Under the settlement, in which McGuire will not admit any wrongdoing, he will disgorge gains of $11 million, pay a $7 million civil fine and reimburse UnitedHealth about $448 million of all retirement and executive savings benefits that he received from 2003 through 2006. McGuire also cannot serve as an officer or director of a publicly traded company for 10 years (USA Today, 12/7).
According to the New York Times, the settlement, which marks the "first time regulators have successfully employed corporate governance rules put in place after the collapse of Enron," will allow McGuire to retain stock options valued at more than $800 million (Dash, New York Times, 12/7).
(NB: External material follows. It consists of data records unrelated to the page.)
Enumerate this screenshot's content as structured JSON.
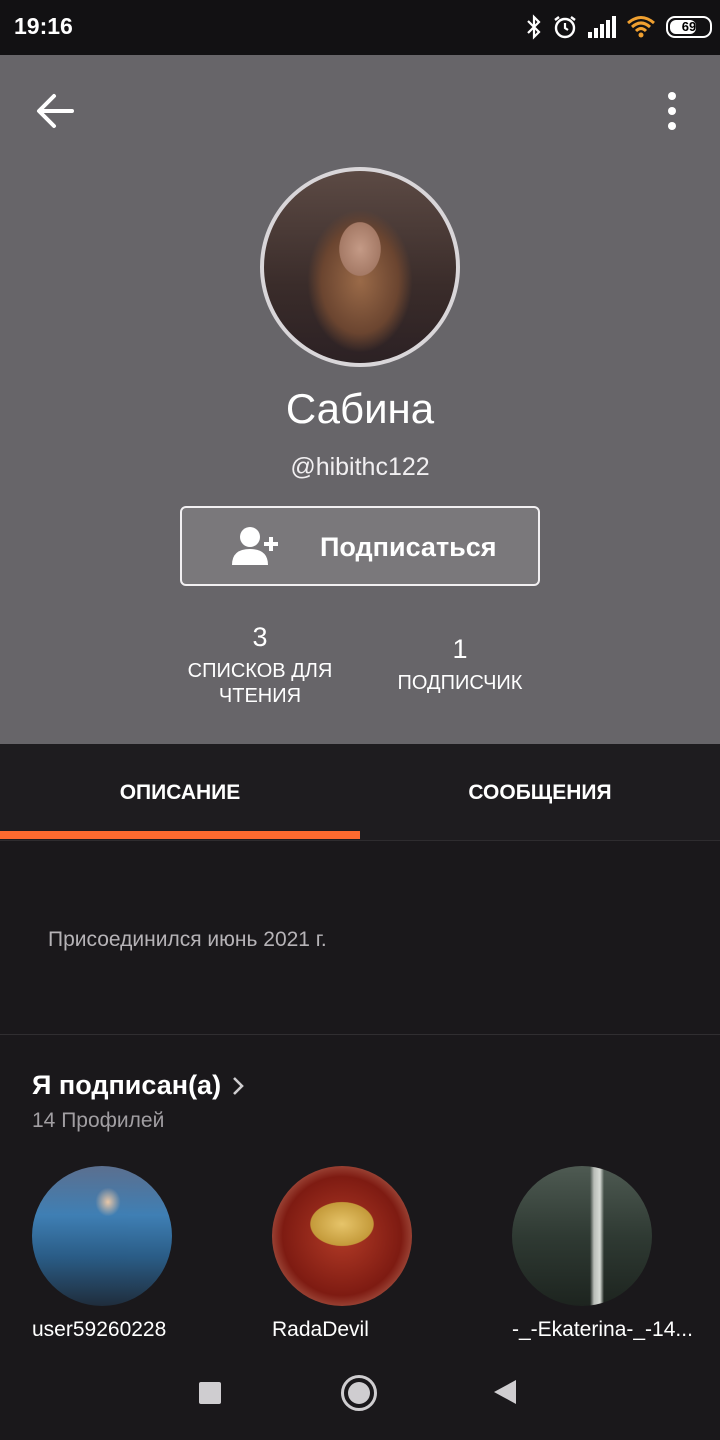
{
  "status_bar": {
    "time": "19:16",
    "battery": "69",
    "icons": [
      "bluetooth-icon",
      "alarm-icon",
      "signal-icon",
      "wifi-icon",
      "battery-icon"
    ]
  },
  "profile": {
    "name": "Сабина",
    "handle": "@hibithc122",
    "follow_label": "Подписаться",
    "stats": {
      "reading_lists_count": "3",
      "reading_lists_label": "СПИСКОВ ДЛЯ ЧТЕНИЯ",
      "followers_count": "1",
      "followers_label": "ПОДПИСЧИК"
    }
  },
  "tabs": [
    {
      "label": "ОПИСАНИЕ",
      "active": true
    },
    {
      "label": "СООБЩЕНИЯ",
      "active": false
    }
  ],
  "about": {
    "joined": "Присоединился июнь 2021 г."
  },
  "following": {
    "title": "Я подписан(а)",
    "count_text": "14 Профилей",
    "users": [
      {
        "name": "user59260228"
      },
      {
        "name": "RadaDevil"
      },
      {
        "name": "-_-Ekaterina-_-14..."
      }
    ]
  },
  "colors": {
    "header_bg": "#676569",
    "accent": "#ff6a2f",
    "page_bg": "#1a181b"
  }
}
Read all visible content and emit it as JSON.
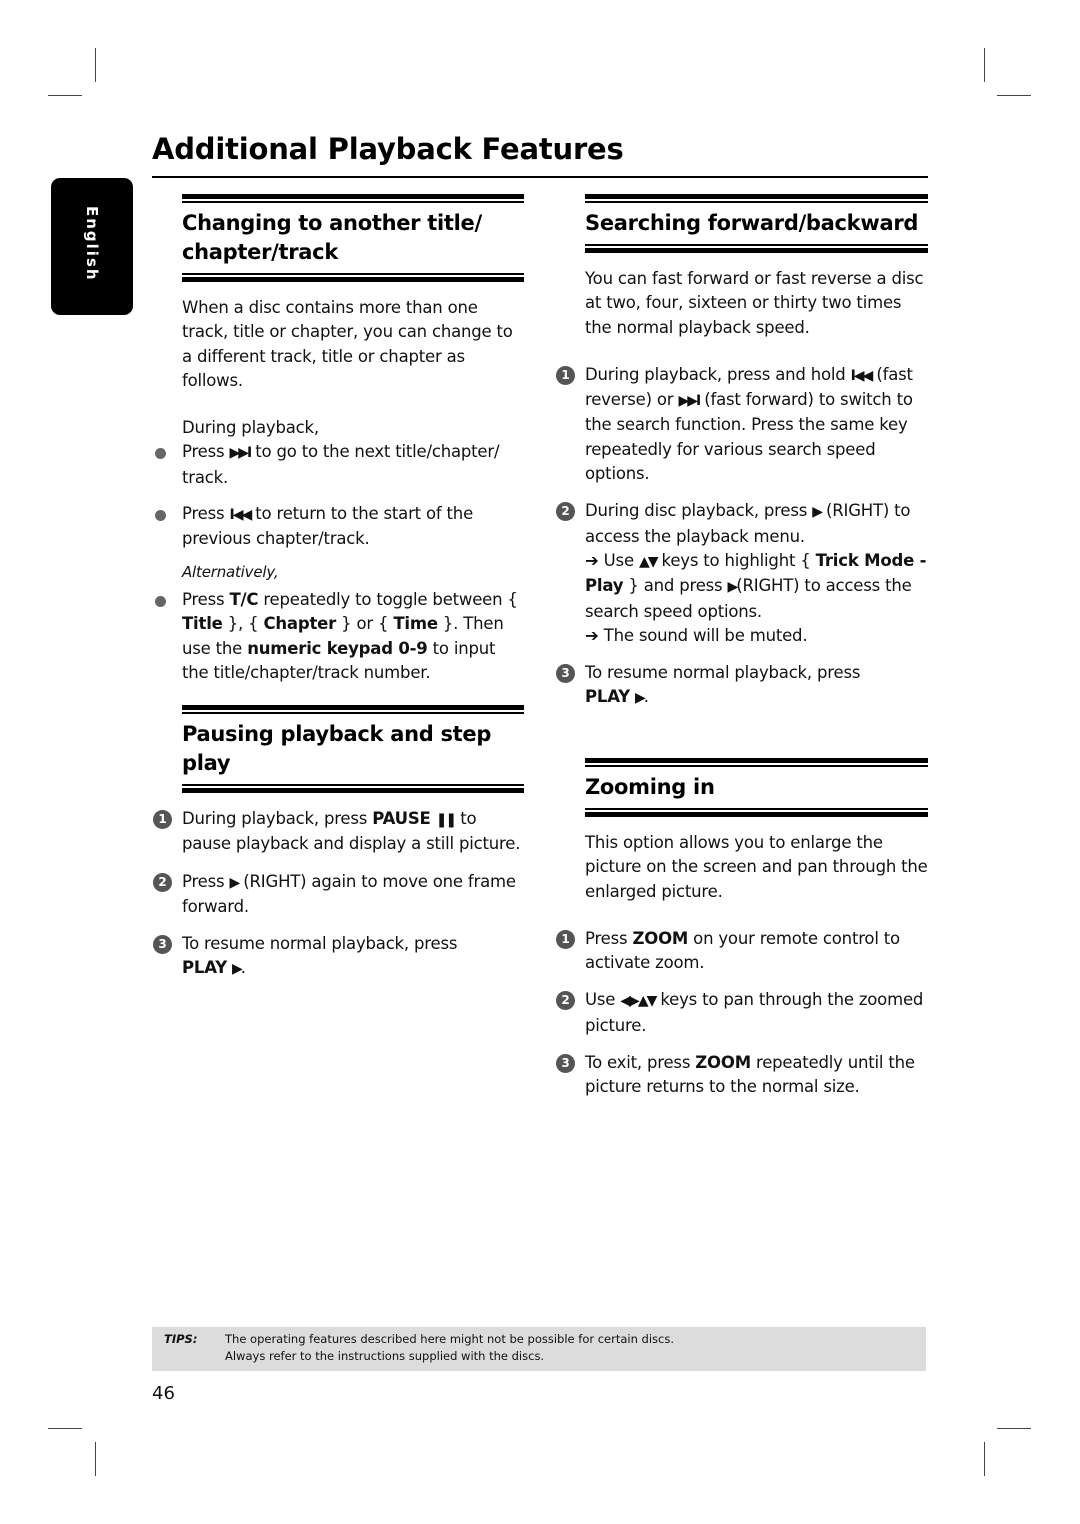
{
  "page": {
    "title": "Additional Playback Features",
    "language_tab": "English",
    "page_number": "46"
  },
  "sections": {
    "changing": {
      "heading_line1": "Changing to another title/",
      "heading_line2": "chapter/track",
      "intro": "When a disc contains more than one track, title or chapter, you can change to a different track, title or chapter as follows.",
      "during": "During playback,",
      "bullet1_pre": "Press ",
      "bullet1_icon": "next-icon",
      "bullet1_post": " to go to the next title/chapter/ track.",
      "bullet2_pre": "Press ",
      "bullet2_icon": "previous-icon",
      "bullet2_post": " to return to the start of the previous chapter/track.",
      "alternatively": "Alternatively,",
      "bullet3_a": "Press ",
      "bullet3_b": "T/C",
      "bullet3_c": " repeatedly to toggle between { ",
      "bullet3_d": "Title",
      "bullet3_e": " }, { ",
      "bullet3_f": "Chapter",
      "bullet3_g": " } or { ",
      "bullet3_h": "Time",
      "bullet3_i": " }. Then use the ",
      "bullet3_j": "numeric keypad 0-9",
      "bullet3_k": " to input the title/chapter/track number."
    },
    "pausing": {
      "heading_line1": "Pausing playback and step",
      "heading_line2": "play",
      "step1_a": "During playback, press ",
      "step1_b": "PAUSE",
      "step1_icon": "pause-icon",
      "step1_c": " to pause playback and display a still picture.",
      "step2_a": "Press ",
      "step2_icon": "right-arrow-icon",
      "step2_b": " (RIGHT) again to move one frame forward.",
      "step3_a": "To resume normal playback, press ",
      "step3_b": "PLAY",
      "step3_icon": "play-icon",
      "step3_c": "."
    },
    "searching": {
      "heading": "Searching forward/backward",
      "intro": "You can fast forward or fast reverse a disc at two, four, sixteen or thirty two times the normal playback speed.",
      "step1_a": "During playback, press and hold ",
      "step1_icon1": "previous-icon",
      "step1_b": " (fast reverse) or ",
      "step1_icon2": "next-icon",
      "step1_c": " (fast forward) to switch to the search function. Press the same key repeatedly for various search speed options.",
      "step2_a": "During disc playback, press ",
      "step2_icon": "right-arrow-icon",
      "step2_b": " (RIGHT) to access the playback menu.",
      "step2_r1_a": " Use ",
      "step2_r1_icon": "up-down-arrows-icon",
      "step2_r1_b": " keys to highlight { ",
      "step2_r1_c": "Trick Mode - Play",
      "step2_r1_d": " } and press ",
      "step2_r1_icon2": "right-arrow-icon",
      "step2_r1_e": "(RIGHT) to access the search speed options.",
      "step2_r2": " The sound will be muted.",
      "step3_a": "To resume normal playback, press ",
      "step3_b": "PLAY",
      "step3_icon": "play-icon",
      "step3_c": "."
    },
    "zooming": {
      "heading": "Zooming in",
      "intro": "This option allows you to enlarge the picture on the screen and pan through the enlarged picture.",
      "step1_a": "Press ",
      "step1_b": "ZOOM",
      "step1_c": " on your remote control to activate zoom.",
      "step2_a": "Use ",
      "step2_icon": "four-way-arrows-icon",
      "step2_b": " keys to pan through the zoomed picture.",
      "step3_a": "To exit, press ",
      "step3_b": "ZOOM",
      "step3_c": " repeatedly until the picture returns to the normal size."
    }
  },
  "symbols": {
    "next": "▶▶I",
    "previous": "I◀◀",
    "pause": "❚❚",
    "play": "▶",
    "updown": "▲▼",
    "fourway": "◀▶▲▼",
    "result_arrow": "➔",
    "num1": "1",
    "num2": "2",
    "num3": "3"
  },
  "tips": {
    "label": "TIPS:",
    "line1": "The operating features described here might not be possible for certain discs.",
    "line2": "Always refer to the instructions supplied with the discs."
  }
}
Separately, McGuire on Thursday agreed to return to UnitedHealth $320 million in stock options and $99 million in retirement and executive savings benefits to settle a lawsuit related to the backdated stock options that he allegedly received. He previously had returned $200 million to UnitedHealth (Murakami Tse, Washington Post, 12/7).
The settlement, which requires approval by a federal judge and a state judge, will resolve "all of the company's negotiations with Dr. McGuire over his options and exit package, which had been on ice since his departure," the Wall Street Journal reports (Fuhrmans/Bandler, Wall Street Journal, 12/7). According to individuals familiar with the situation, the settlement with UnitedHealth will satisfy all of the requirements of the agreement with SEC except the $7 million in civil fines (Washington Post, 12/7).